From September 2018 to October 2019, Q Lab UK and Mind worked in partnership to explore how care could be improved for people living with both mental health problems and persistent back and neck pain.
Over the 12-month project we worked collaboratively with:
- Over 120 Lab participants (both Q and non-Q members), from a range of backgrounds and/or lived experience of the topic. Lab participants contributed to a range of in-depth research activities, including interviews, workshops, focus groups and surveys.
- Five teams from health and care organisations across the UK to develop and test ideas in their local contexts.
Together, they helped shape the collective understanding of the topic and the learning and insights that have been published.
Project outputs: learning and resources
Mental health and persistent pain: an introduction: An essay outlining how Q Lab UK came to focus on mental health and persistent back and neck pain, and why it is a topic that warrants attention. (Published May 2019).
Challenges and opportunities: An essay bringing together the insights generated from a number of collaborative research activities with Lab participants, outlining the challenges and impact of this topic and opportunities for improving care. (Published May 2019)
Practical ideas for improving care: An interactive guide to support practitioners to improve services for people living with both mental health problems and persistent back and neck pain. It includes common problems, potential solutions, ideas for overcoming barriers and examples to learn from. (Published November 2019)
Service principles: A set of principles that describe what matters to people living with both conditions, which can be used to inform decisions about improving, designing or commissioning services. (Published November 2019)
Developing and testing ideas
From March until September 2019, Q Lab UK and Mind worked with five organisations – ‘test teams’ – to generate and test ideas in practice to improve care for people with mental health problems and persistent back and neck pain. The ‘testing’ phase was an opportunity to apply what had been learned through the collaborative research and turn it into practical actions to improve care and services.
- Psychologically informed physiotherapy skills training (Health Innovation Network with St George’s and Kingston Hospital)
- Supporting people with chronic joint pain to self-manage in mental health settings (Health Innovation Network with Sydenham Gardens)
- Improving mental health awareness and signposting for patients and clinicians in an MSK setting (Keele University and Midlands Partnership NHS Foundation Trust)
- Enhancing engagement – building motivation and confidence with the aid of digital technologies (Powys Health Teaching Board)

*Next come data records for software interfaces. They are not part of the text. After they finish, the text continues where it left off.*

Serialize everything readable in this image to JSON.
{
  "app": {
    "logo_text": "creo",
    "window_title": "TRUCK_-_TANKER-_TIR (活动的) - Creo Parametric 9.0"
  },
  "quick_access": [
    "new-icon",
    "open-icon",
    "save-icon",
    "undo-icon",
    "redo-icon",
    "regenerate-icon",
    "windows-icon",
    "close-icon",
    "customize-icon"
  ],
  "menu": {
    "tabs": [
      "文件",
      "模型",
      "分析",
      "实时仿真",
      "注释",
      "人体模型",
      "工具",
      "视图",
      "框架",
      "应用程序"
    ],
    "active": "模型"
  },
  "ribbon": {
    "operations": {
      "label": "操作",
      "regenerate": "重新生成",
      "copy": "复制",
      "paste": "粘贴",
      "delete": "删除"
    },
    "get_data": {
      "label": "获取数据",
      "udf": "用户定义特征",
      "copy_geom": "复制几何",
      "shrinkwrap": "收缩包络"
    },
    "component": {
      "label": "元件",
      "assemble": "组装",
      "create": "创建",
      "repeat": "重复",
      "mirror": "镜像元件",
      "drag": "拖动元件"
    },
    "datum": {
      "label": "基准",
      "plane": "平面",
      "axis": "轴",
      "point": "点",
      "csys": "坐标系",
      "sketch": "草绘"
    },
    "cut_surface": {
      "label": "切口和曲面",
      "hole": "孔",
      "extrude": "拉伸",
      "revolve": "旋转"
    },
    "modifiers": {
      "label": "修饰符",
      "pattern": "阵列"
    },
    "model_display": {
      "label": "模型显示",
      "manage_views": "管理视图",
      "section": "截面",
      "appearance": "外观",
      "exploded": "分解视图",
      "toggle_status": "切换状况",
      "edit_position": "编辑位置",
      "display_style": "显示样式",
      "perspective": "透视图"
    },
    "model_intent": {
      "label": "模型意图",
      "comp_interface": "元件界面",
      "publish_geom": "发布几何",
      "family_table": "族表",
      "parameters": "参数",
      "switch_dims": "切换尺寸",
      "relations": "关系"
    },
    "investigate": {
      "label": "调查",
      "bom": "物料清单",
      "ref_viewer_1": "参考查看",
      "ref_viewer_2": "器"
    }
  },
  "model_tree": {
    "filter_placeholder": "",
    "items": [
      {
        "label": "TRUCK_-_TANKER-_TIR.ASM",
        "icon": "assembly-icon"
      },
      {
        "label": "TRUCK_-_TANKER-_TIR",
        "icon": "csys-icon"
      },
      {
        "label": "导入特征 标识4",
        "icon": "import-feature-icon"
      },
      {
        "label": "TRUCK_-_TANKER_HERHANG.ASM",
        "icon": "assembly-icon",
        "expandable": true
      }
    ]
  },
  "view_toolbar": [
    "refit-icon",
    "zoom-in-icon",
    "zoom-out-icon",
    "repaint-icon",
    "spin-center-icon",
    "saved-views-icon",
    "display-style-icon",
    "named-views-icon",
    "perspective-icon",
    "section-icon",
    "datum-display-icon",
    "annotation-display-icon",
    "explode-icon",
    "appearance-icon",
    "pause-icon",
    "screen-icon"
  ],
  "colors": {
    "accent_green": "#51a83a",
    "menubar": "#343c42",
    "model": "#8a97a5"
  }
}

- Mental health awareness in a physical health setting (The Robert Jones and Agnes Hunt Orthopaedic Hospital)
Q Lab UK supported teams to work through a structured and creative process, to develop, prototype and test ideas and solutions over a 6 month period. Based on the ‘triple diamond’ design process, the approach allowed teams to follow the same process but take different paths, depending on their own contexts.
Supporting the test teams
In November 2019, Q Lab UK awarded four teams grant funding from the Health Foundation and NHS England/Improvement to take their work forward. The funding will enable teams to continue their testing journeys and progress projects from ideas to practice. It will also give potential for individual projects to grow beyond the local context and spread, or be scaled in the future.
We will be posting updates and progress from the teams on the Q website as their work continues over the next year.
Stay in touch
Join the online group to connected with Q members and others who have either worked on, or are interested in, mental health and persistent pain.